Riding the favorable winds of increasing passenger traffic, slightly better fuel prices and revenues from ancillary services such as baggage fees, the world’s airlines should post record absolute profits in 2014, according to the International Air Transport Association (IATA). But some parts of the air transport system, particularly cargo and business-class passengers, remain at pre-recession levels.
Association of Asia Pacific Airlines
Investigators with the U.S. National Transportation Safety Board (NTSB) focused on pilot training and knowledge of the Boeing 777-200ER autothrottle system during a day-long investigative hearing on December 11 into the crash of Asiana Airlin
The world’s airlines expect to see a 31-percent increase in passenger numbers between 2012 and 2017, according to a new forecast for the period issued Tuesday by the International Air Transport Association (IATA). The report shows that by 2017 total passenger numbers will rise to 3.91 billion from the 2.98 billion carried in 2012.
The NTSB has a full line-up of experts poised to testify during testimony into the July 6 crash of an Asiana Airlines Boeing 777 at San Francisco. Discussions range from Boeing 777 cockpit design to Asiana’s pilot training and to an additional look into the effect of automation on human performance. The hearing begins at 9 a.m. tomorrow (December 10) and 8:30 a.m. on December 11 at the NTSB’s boardroom in Washington, D.C. The pilots of the flight are not expected to attend.
October airline traffic statistics published by the International Air Transport Association (IATA) last week showed substantial growth in virtually every region of the world, as global revenue passenger kilometers rose 6.6 percent compared with the same month a year earlier and 5.2 percent over September’s results.

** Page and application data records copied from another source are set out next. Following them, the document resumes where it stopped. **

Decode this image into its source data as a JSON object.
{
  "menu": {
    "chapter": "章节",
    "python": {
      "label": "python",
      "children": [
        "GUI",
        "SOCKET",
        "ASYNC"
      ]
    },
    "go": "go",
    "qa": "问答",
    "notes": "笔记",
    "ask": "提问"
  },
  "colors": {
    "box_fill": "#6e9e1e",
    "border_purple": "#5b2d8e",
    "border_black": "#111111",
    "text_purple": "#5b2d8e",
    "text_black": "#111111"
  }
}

Even the cargo market resumed its fragile recovery in October, generating a 4-percent increase in freight ton kilometers.
Talks between Cambodian telecommunications, banking and property tycoon Kith Meng and Philippine Airlines (PAL) over a new Cambodian flag carrier called Cambodia Air have intensified following their failure to realize plans to close on a deal on October 15.
On April 25, PAL’s board agreed to acquire a 49-percent stake in Cambodia Air, now solely owned by Meng’s company, Inter Logistics (ILC).
Prospects for private aircraft charter in the month leading up to the Christmas and New Year holidays appear markedly stronger in North America than in Europe, according to the latest data from online charter portal Avinode.
AAR recently completed the first heavy maintenance check at its new maintenance, repair and overhaul facility at Chennault International Airport in Lake Charles, La. The work was performed on an Airbus A330. AAR occupies approximately 520,000 sq ft of service and administrative space at the facility, including eight hangar bays, seven of which can accommodate widebody aircraft. Construction of a 112,000-sq-ft hangar that can accommodate aircraft as large as the Airbus A380 and Boeing 747-8 is under way and expected to be completed next summer.
International Air Transport Association director general and CEO Tony Tyler has said that over the past decade the aggregate safety results for airlines adhering to the association’s Operational Safety Audit standard are superior to those of carriers that do not use the system. His remarks came at last week’s annual African Airlines Association general assembly in Mombasa, Kenya. Tyler also said in 2012 there was not a single hull loss of a Western-built airplane by any of IATA’s 25 African member airlines.
EgyptAir plans to place major aircraft orders in the next two months, even as it watches losses mount since the momentous events that unseated former president Hosni Mubarak in early 2011, its CEO said, speaking at the Dubai Airshow on November 19.